He first appears in history in 40 B.C., when he was employed by Octavian in arranging his marriage with Scribonia, and afterwards in assisting to negotiate the peace of Brundusium and the reconciliation with Antony.
A year later Octavian restored to the Jewish kingdom Jericho, Gadara, Hippos, Samaria, Gaza Anthedon, Joppa and Straton's Tower (Caesarea).
The senate of Rome under the influence of Antony and Octavian ratified the claims of Herod, and after some delay lent him the armed force necessary to make them good.
Antony repeatedly made Athens his headquarters and granted her several new possessions, including Eretria and Aegina - grants which Octavian subsequently revoked.
The Italian primate, Octavian de Palatio, knew better, and incurred the wrath of Kildare by refusing to officiate at the impostor's coronation.
In the war between Antony and Octavian Cleopatra prevented Herod from joining Antony and so left him free to pay court to Octavian after Actium (31 B.C.).
The controlling authority, which Octavian himself wielded, could not indeed be safely dispensed with.
On arriving in Italy he found that Octavian was already victorious; on the death of Fulvia, a reconciliation was effected between the triumvirs, and cemented by the marriage of Antony with Octavia, the sister of his colleague.

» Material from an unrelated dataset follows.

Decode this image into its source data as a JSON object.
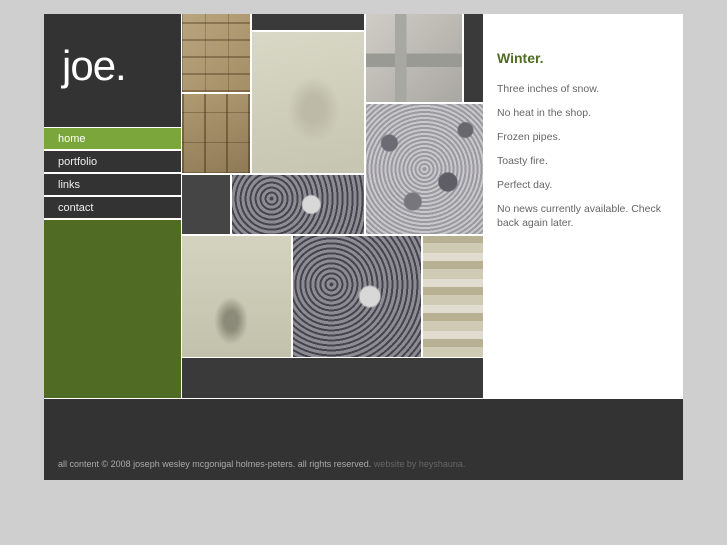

In 40 he helped to arrange the peace of Brundisium by which Octavian (Augustus) and Antonius were for a time reconciled.